Last week Premier Christy Clark announced the largest contract BC has ever issued for the Site C Dam, valued at over $1.5 billion. It’s for construction on the project the BC government describes as being “low-impact hydro.”
But the project is also facing seven distinct legal challenges, from landowners, First Nations, and environmentalists.
It’s that last group who are speaking up today, as world leaders gather in Paris to talk about how to best tackle climate change.
Speaking on the Weekend Afternoon Show with Shane Foxman, the Sierra Club’s Ana Simoen says it’s disingenuous to sell the Site C Dam as a “green” project.
“It actually is going to contribute to climate change through the emissions created by the dam itself, by the reservoir itself, and also because its purpose, according to our premier, is to facilitate the expansion of fracking and LNG, whose emissions are very high and who are as bad as burning coal.”
READ MORE: Province green-lights Site C construction
— Sierra Club BC (@Sierra_BC) July 16, 2015
Simoen says the dam has another connection to climate change that most people overlook. She says with rising temperatures, food production in places BC traditionally buys from – like drought-stricken California – is falling. She says flooding the Peace River Valley will destroy valuable farmland that BC will need to feed itself in the future.
“Land like this that can feed one million people is a strategic asset of the highest importance for the well being of the people in British Columbia as we go through climate change.”
READ MORE: Site C protestors rally outside BC Hydro
But is this just a case of being anti development?
Simoen brushes off that criticism, arguing that the dam is neither a smart, nor cost effective project. She believes the project, which is forecast to cost about $9 billion, will likely end up costing somewhere in the $13-14 billion range when complete.
“There will be a couple of thousands of jobs during the construction. But BC Hydro’s own projection is, after the construction is complete, we will have about 165 permanent jobs in Hudson Hope and area. So I think that’s a pretty pathetic return to British Columbians for their tax dollars.”

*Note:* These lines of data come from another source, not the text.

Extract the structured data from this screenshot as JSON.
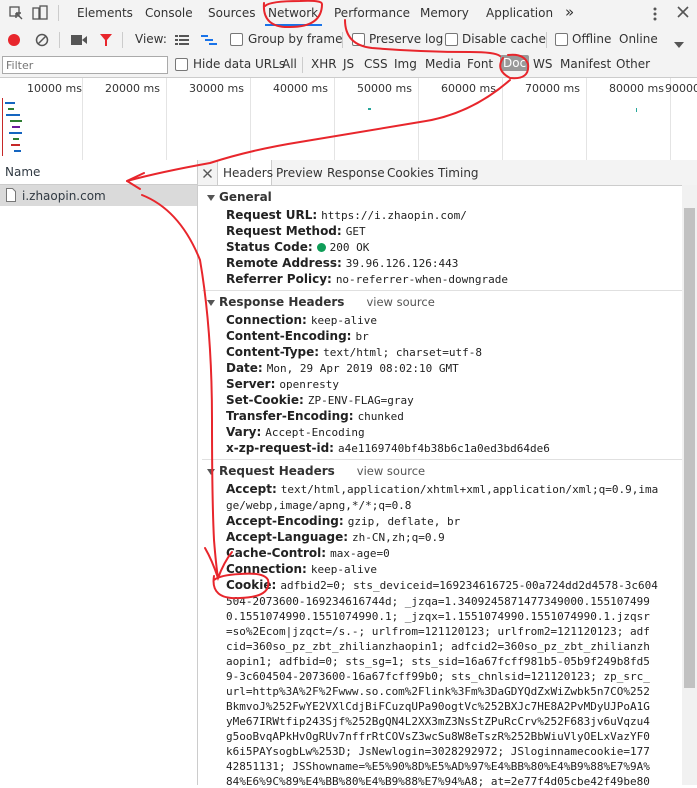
{
  "tabs": [
    "Elements",
    "Console",
    "Sources",
    "Network",
    "Performance",
    "Memory",
    "Application"
  ],
  "more_tabs": "»",
  "toolbar": {
    "view_label": "View:",
    "group_by_frame": "Group by frame",
    "preserve_log": "Preserve log",
    "disable_cache": "Disable cache",
    "offline": "Offline",
    "throttle": "Online"
  },
  "filter": {
    "placeholder": "Filter",
    "hide_data_urls": "Hide data URLs",
    "types": [
      "All",
      "XHR",
      "JS",
      "CSS",
      "Img",
      "Media",
      "Font",
      "Doc",
      "WS",
      "Manifest",
      "Other"
    ]
  },
  "timeline": {
    "ticks": [
      "10000 ms",
      "20000 ms",
      "30000 ms",
      "40000 ms",
      "50000 ms",
      "60000 ms",
      "70000 ms",
      "80000 ms",
      "90000"
    ]
  },
  "requests": {
    "header": "Name",
    "items": [
      "i.zhaopin.com"
    ]
  },
  "detail_tabs": [
    "Headers",
    "Preview",
    "Response",
    "Cookies",
    "Timing"
  ],
  "general": {
    "title": "General",
    "rows": [
      {
        "k": "Request URL:",
        "v": "https://i.zhaopin.com/"
      },
      {
        "k": "Request Method:",
        "v": "GET"
      },
      {
        "k": "Status Code:",
        "v": "200 OK"
      },
      {
        "k": "Remote Address:",
        "v": "39.96.126.126:443"
      },
      {
        "k": "Referrer Policy:",
        "v": "no-referrer-when-downgrade"
      }
    ]
  },
  "response_headers": {
    "title": "Response Headers",
    "view_source": "view source",
    "rows": [
      {
        "k": "Connection:",
        "v": "keep-alive"
      },
      {
        "k": "Content-Encoding:",
        "v": "br"
      },
      {
        "k": "Content-Type:",
        "v": "text/html; charset=utf-8"
      },
      {
        "k": "Date:",
        "v": "Mon, 29 Apr 2019 08:02:10 GMT"
      },
      {
        "k": "Server:",
        "v": "openresty"
      },
      {
        "k": "Set-Cookie:",
        "v": "ZP-ENV-FLAG=gray"
      },
      {
        "k": "Transfer-Encoding:",
        "v": "chunked"
      },
      {
        "k": "Vary:",
        "v": "Accept-Encoding"
      },
      {
        "k": "x-zp-request-id:",
        "v": "a4e1169740bf4b38b6c1a0ed3bd64de6"
      }
    ]
  },
  "request_headers": {
    "title": "Request Headers",
    "view_source": "view source",
    "accept_k": "Accept:",
    "accept_1": "text/html,application/xhtml+xml,application/xml;q=0.9,ima",
    "accept_2": "ge/webp,image/apng,*/*;q=0.8",
    "rows": [
      {
        "k": "Accept-Encoding:",
        "v": "gzip, deflate, br"
      },
      {
        "k": "Accept-Language:",
        "v": "zh-CN,zh;q=0.9"
      },
      {
        "k": "Cache-Control:",
        "v": "max-age=0"
      },
      {
        "k": "Connection:",
        "v": "keep-alive"
      }
    ],
    "cookie_k": "Cookie:",
    "cookie_first": "adfbid2=0; sts_deviceid=169234616725-00a724dd2d4578-3c604",
    "cookie_lines": [
      "504-2073600-169234616744d; _jzqa=1.3409245871477349000.155107499",
      "0.1551074990.1551074990.1; _jzqx=1.1551074990.1551074990.1.jzqsr",
      "=so%2Ecom|jzqct=/s.-; urlfrom=121120123; urlfrom2=121120123; adf",
      "cid=360so_pz_zbt_zhilianzhaopin1; adfcid2=360so_pz_zbt_zhilianzh",
      "aopin1; adfbid=0; sts_sg=1; sts_sid=16a67fcff981b5-05b9f249b8fd5",
      "9-3c604504-2073600-16a67fcff99b0; sts_chnlsid=121120123; zp_src_",
      "url=http%3A%2F%2Fwww.so.com%2Flink%3Fm%3DaGDYQdZxWiZwbk5n7CO%252",
      "BkmvoJ%252FwYE2VXlCdjBiFCuzqUPa90ogtVc%252BXJc7HE8A2PvMDyUJPoA1G",
      "yMe67IRWtfip243Sjf%252BgQN4L2XX3mZ3NsStZPuRcCrv%252F683jv6uVqzu4",
      "g5ooBvqAPkHvOgRUv7nffrRtCOVsZ3wcSu8W8eTszR%252BbWiuVlyOELxVazYF0",
      "k6i5PAYsogbLw%253D; JsNewlogin=3028292972; JSloginnamecookie=177",
      "42851131; JSShowname=%E5%90%8D%E5%AD%97%E4%BB%80%E4%B9%88%E7%9A%",
      "84%E6%9C%89%E4%BB%80%E4%B9%88%E7%94%A8; at=2e77f4d05cbe42f49be80"
    ]
  },
  "colors": {
    "accent": "#1a73e8",
    "status_ok": "#0f9d58",
    "annotation": "#e8262c",
    "record": "#e8262c"
  }
}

Simoen says she thinks BC could be both budget and climate smart by instead looking at what some US jursidictions are doing, and retrofitting existing dams to increase their production.